━━ GIVEN DATA ━━

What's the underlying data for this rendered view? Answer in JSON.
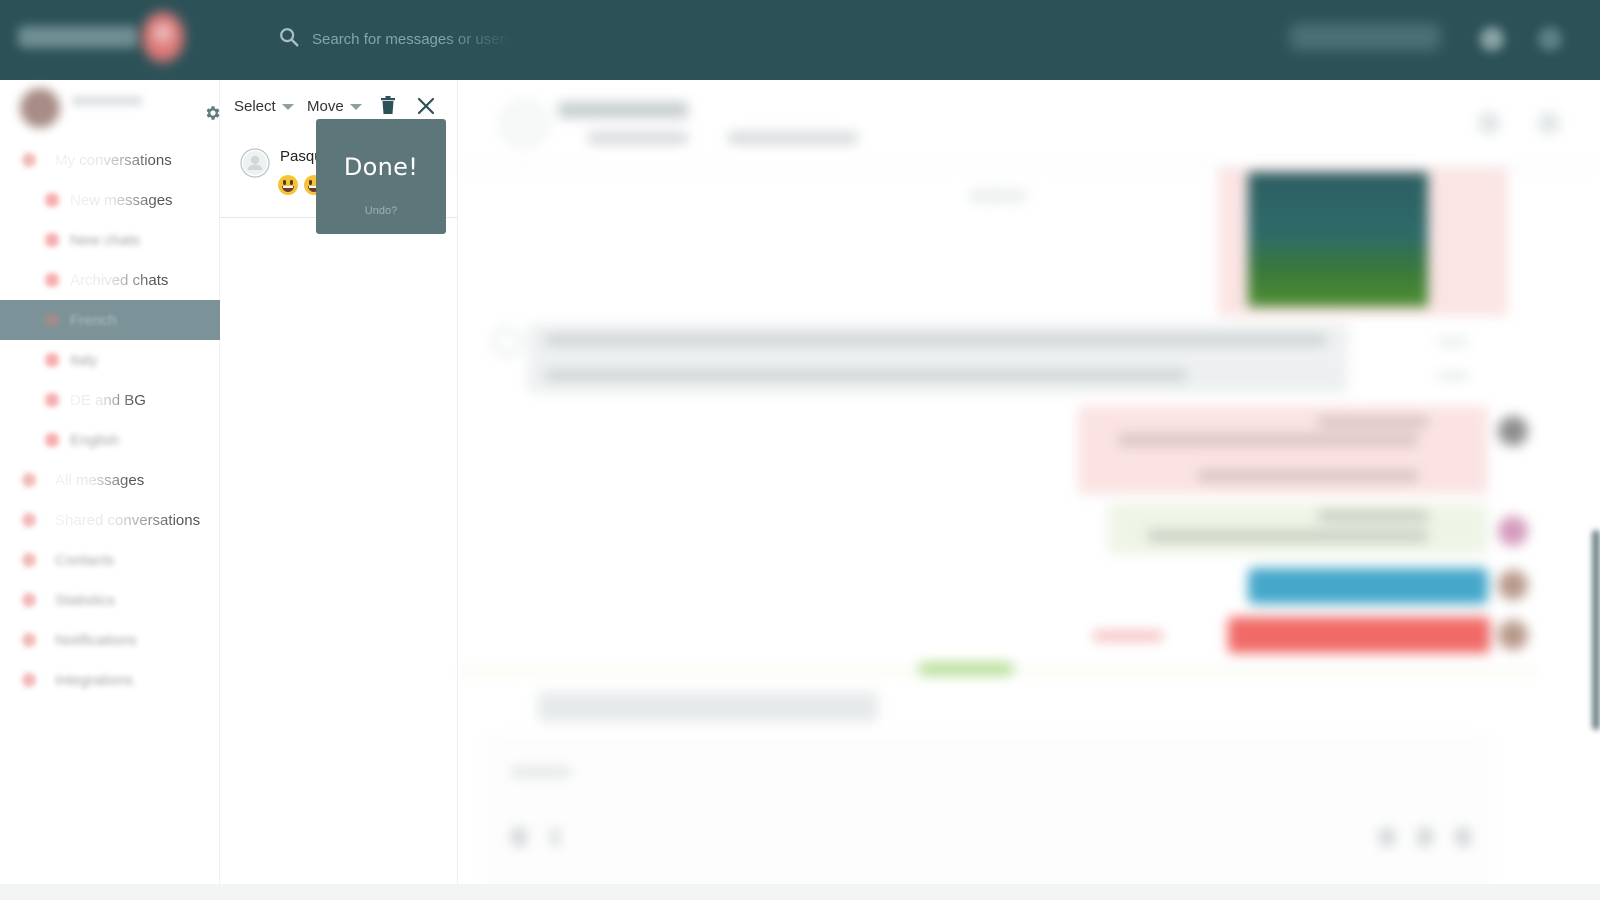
{
  "app": {
    "brand_colors": {
      "topbar": "#2c5258",
      "accent_active": "#7b9398",
      "toast_bg": "#5c7679"
    }
  },
  "header": {
    "search": {
      "placeholder": "Search for messages or users",
      "icon": "search-icon"
    },
    "icons": [
      "bell-icon",
      "apps-icon"
    ]
  },
  "sidebar": {
    "settings_icon": "gear-icon",
    "items": [
      {
        "label": "My conversations",
        "level": "top"
      },
      {
        "label": "New messages",
        "level": "sub"
      },
      {
        "label": "New chats",
        "level": "sub"
      },
      {
        "label": "Archived chats",
        "level": "sub"
      },
      {
        "label": "French",
        "level": "sub",
        "active": true
      },
      {
        "label": "Italy",
        "level": "sub"
      },
      {
        "label": "DE and BG",
        "level": "sub"
      },
      {
        "label": "English",
        "level": "sub"
      },
      {
        "label": "All messages",
        "level": "top"
      },
      {
        "label": "Shared conversations",
        "level": "top"
      },
      {
        "label": "Contacts",
        "level": "top"
      },
      {
        "label": "Statistics",
        "level": "top"
      },
      {
        "label": "Notifications",
        "level": "top"
      },
      {
        "label": "Integrations",
        "level": "top"
      }
    ]
  },
  "list_panel": {
    "toolbar": {
      "select_label": "Select",
      "move_label": "Move",
      "delete_icon": "trash-icon",
      "close_icon": "close-icon"
    },
    "conversations": [
      {
        "name": "Pasquale",
        "preview_emojis": [
          "grinning-face",
          "grinning-face"
        ]
      }
    ]
  },
  "toast": {
    "title": "Done!",
    "undo_label": "Undo?"
  },
  "chat": {
    "messages": [
      {
        "direction": "outgoing",
        "type": "image"
      },
      {
        "direction": "incoming",
        "lines": [
          "Please ...",
          "stat..."
        ]
      },
      {
        "direction": "outgoing",
        "type": "text",
        "style": "pink"
      },
      {
        "direction": "outgoing",
        "type": "text",
        "style": "green"
      },
      {
        "direction": "outgoing",
        "type": "text",
        "style": "blue"
      },
      {
        "direction": "outgoing",
        "type": "text",
        "style": "red"
      }
    ],
    "composer": {
      "placeholder": ""
    }
  }
}
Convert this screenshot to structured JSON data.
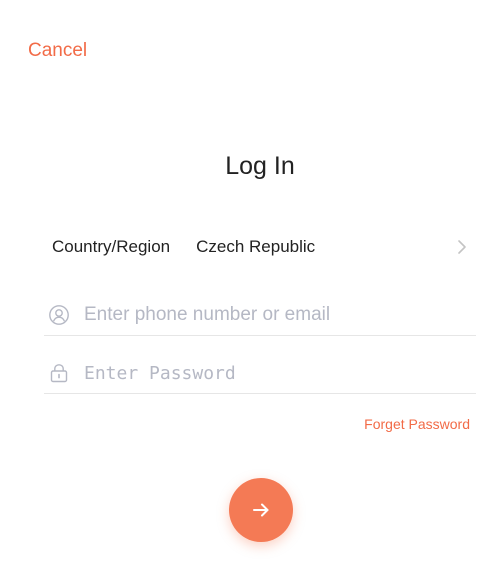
{
  "header": {
    "cancel_label": "Cancel"
  },
  "title": "Log In",
  "country": {
    "label": "Country/Region",
    "value": "Czech Republic",
    "icon": "chevron-right-icon"
  },
  "phone_field": {
    "placeholder": "Enter phone number or email",
    "value": "",
    "icon": "user-icon"
  },
  "password_field": {
    "placeholder": "Enter Password",
    "value": "",
    "icon": "lock-icon"
  },
  "forget_password_label": "Forget Password",
  "submit": {
    "icon": "arrow-right-icon"
  },
  "colors": {
    "accent": "#f26b47",
    "button": "#f47a55",
    "placeholder": "#b5b8c4",
    "divider": "#e6e6e6"
  }
}
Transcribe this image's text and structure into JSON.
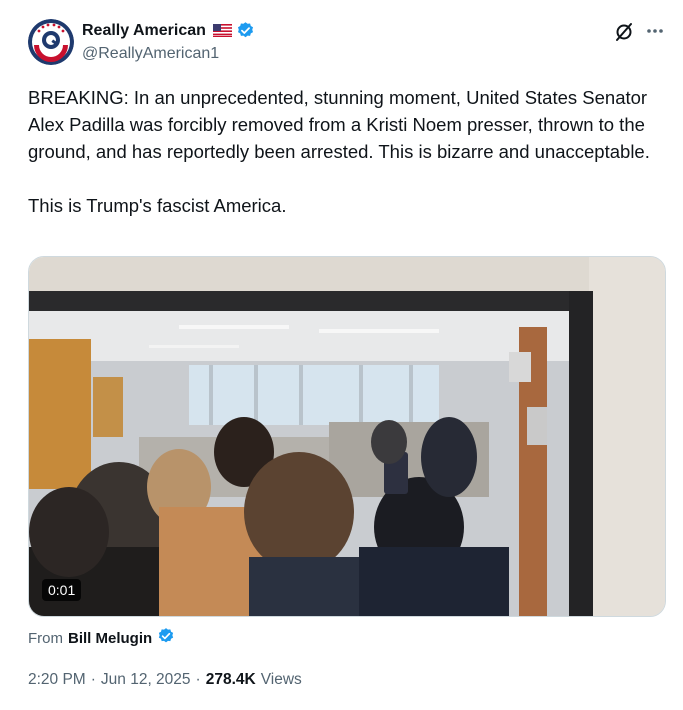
{
  "post": {
    "author": {
      "display_name": "Really American",
      "handle": "@ReallyAmerican1",
      "verified_color": "#1d9bf0"
    },
    "text": "BREAKING: In an unprecedented, stunning moment, United States Senator Alex Padilla was forcibly removed from a Kristi Noem presser, thrown to the ground, and has reportedly been arrested. This is bizarre and unacceptable.\n\nThis is Trump's fascist America.",
    "video": {
      "duration": "0:01"
    },
    "source": {
      "prefix": "From",
      "name": "Bill Melugin"
    },
    "meta": {
      "time": "2:20 PM",
      "separator": "·",
      "date": "Jun 12, 2025",
      "separator2": "·",
      "views_count": "278.4K",
      "views_label": "Views"
    }
  },
  "icons": {
    "header_right": [
      "grok-icon",
      "more-icon"
    ]
  }
}
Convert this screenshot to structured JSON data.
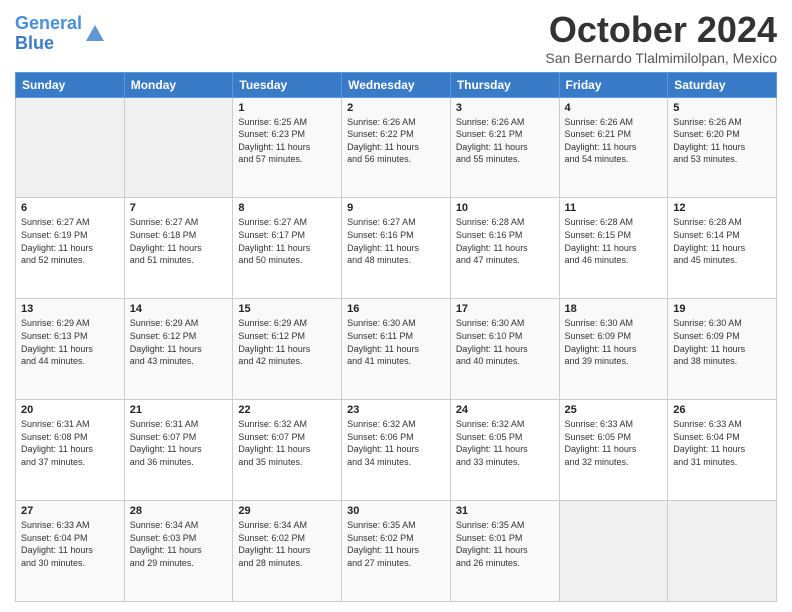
{
  "header": {
    "logo_line1": "General",
    "logo_line2": "Blue",
    "month": "October 2024",
    "location": "San Bernardo Tlalmimilolpan, Mexico"
  },
  "days_header": [
    "Sunday",
    "Monday",
    "Tuesday",
    "Wednesday",
    "Thursday",
    "Friday",
    "Saturday"
  ],
  "weeks": [
    [
      {
        "day": "",
        "content": ""
      },
      {
        "day": "",
        "content": ""
      },
      {
        "day": "1",
        "content": "Sunrise: 6:25 AM\nSunset: 6:23 PM\nDaylight: 11 hours\nand 57 minutes."
      },
      {
        "day": "2",
        "content": "Sunrise: 6:26 AM\nSunset: 6:22 PM\nDaylight: 11 hours\nand 56 minutes."
      },
      {
        "day": "3",
        "content": "Sunrise: 6:26 AM\nSunset: 6:21 PM\nDaylight: 11 hours\nand 55 minutes."
      },
      {
        "day": "4",
        "content": "Sunrise: 6:26 AM\nSunset: 6:21 PM\nDaylight: 11 hours\nand 54 minutes."
      },
      {
        "day": "5",
        "content": "Sunrise: 6:26 AM\nSunset: 6:20 PM\nDaylight: 11 hours\nand 53 minutes."
      }
    ],
    [
      {
        "day": "6",
        "content": "Sunrise: 6:27 AM\nSunset: 6:19 PM\nDaylight: 11 hours\nand 52 minutes."
      },
      {
        "day": "7",
        "content": "Sunrise: 6:27 AM\nSunset: 6:18 PM\nDaylight: 11 hours\nand 51 minutes."
      },
      {
        "day": "8",
        "content": "Sunrise: 6:27 AM\nSunset: 6:17 PM\nDaylight: 11 hours\nand 50 minutes."
      },
      {
        "day": "9",
        "content": "Sunrise: 6:27 AM\nSunset: 6:16 PM\nDaylight: 11 hours\nand 48 minutes."
      },
      {
        "day": "10",
        "content": "Sunrise: 6:28 AM\nSunset: 6:16 PM\nDaylight: 11 hours\nand 47 minutes."
      },
      {
        "day": "11",
        "content": "Sunrise: 6:28 AM\nSunset: 6:15 PM\nDaylight: 11 hours\nand 46 minutes."
      },
      {
        "day": "12",
        "content": "Sunrise: 6:28 AM\nSunset: 6:14 PM\nDaylight: 11 hours\nand 45 minutes."
      }
    ],
    [
      {
        "day": "13",
        "content": "Sunrise: 6:29 AM\nSunset: 6:13 PM\nDaylight: 11 hours\nand 44 minutes."
      },
      {
        "day": "14",
        "content": "Sunrise: 6:29 AM\nSunset: 6:12 PM\nDaylight: 11 hours\nand 43 minutes."
      },
      {
        "day": "15",
        "content": "Sunrise: 6:29 AM\nSunset: 6:12 PM\nDaylight: 11 hours\nand 42 minutes."
      },
      {
        "day": "16",
        "content": "Sunrise: 6:30 AM\nSunset: 6:11 PM\nDaylight: 11 hours\nand 41 minutes."
      },
      {
        "day": "17",
        "content": "Sunrise: 6:30 AM\nSunset: 6:10 PM\nDaylight: 11 hours\nand 40 minutes."
      },
      {
        "day": "18",
        "content": "Sunrise: 6:30 AM\nSunset: 6:09 PM\nDaylight: 11 hours\nand 39 minutes."
      },
      {
        "day": "19",
        "content": "Sunrise: 6:30 AM\nSunset: 6:09 PM\nDaylight: 11 hours\nand 38 minutes."
      }
    ],
    [
      {
        "day": "20",
        "content": "Sunrise: 6:31 AM\nSunset: 6:08 PM\nDaylight: 11 hours\nand 37 minutes."
      },
      {
        "day": "21",
        "content": "Sunrise: 6:31 AM\nSunset: 6:07 PM\nDaylight: 11 hours\nand 36 minutes."
      },
      {
        "day": "22",
        "content": "Sunrise: 6:32 AM\nSunset: 6:07 PM\nDaylight: 11 hours\nand 35 minutes."
      },
      {
        "day": "23",
        "content": "Sunrise: 6:32 AM\nSunset: 6:06 PM\nDaylight: 11 hours\nand 34 minutes."
      },
      {
        "day": "24",
        "content": "Sunrise: 6:32 AM\nSunset: 6:05 PM\nDaylight: 11 hours\nand 33 minutes."
      },
      {
        "day": "25",
        "content": "Sunrise: 6:33 AM\nSunset: 6:05 PM\nDaylight: 11 hours\nand 32 minutes."
      },
      {
        "day": "26",
        "content": "Sunrise: 6:33 AM\nSunset: 6:04 PM\nDaylight: 11 hours\nand 31 minutes."
      }
    ],
    [
      {
        "day": "27",
        "content": "Sunrise: 6:33 AM\nSunset: 6:04 PM\nDaylight: 11 hours\nand 30 minutes."
      },
      {
        "day": "28",
        "content": "Sunrise: 6:34 AM\nSunset: 6:03 PM\nDaylight: 11 hours\nand 29 minutes."
      },
      {
        "day": "29",
        "content": "Sunrise: 6:34 AM\nSunset: 6:02 PM\nDaylight: 11 hours\nand 28 minutes."
      },
      {
        "day": "30",
        "content": "Sunrise: 6:35 AM\nSunset: 6:02 PM\nDaylight: 11 hours\nand 27 minutes."
      },
      {
        "day": "31",
        "content": "Sunrise: 6:35 AM\nSunset: 6:01 PM\nDaylight: 11 hours\nand 26 minutes."
      },
      {
        "day": "",
        "content": ""
      },
      {
        "day": "",
        "content": ""
      }
    ]
  ]
}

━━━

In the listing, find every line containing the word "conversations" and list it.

        "label": "My conversations",
        "label": "Shared conversations",
    "conversations": [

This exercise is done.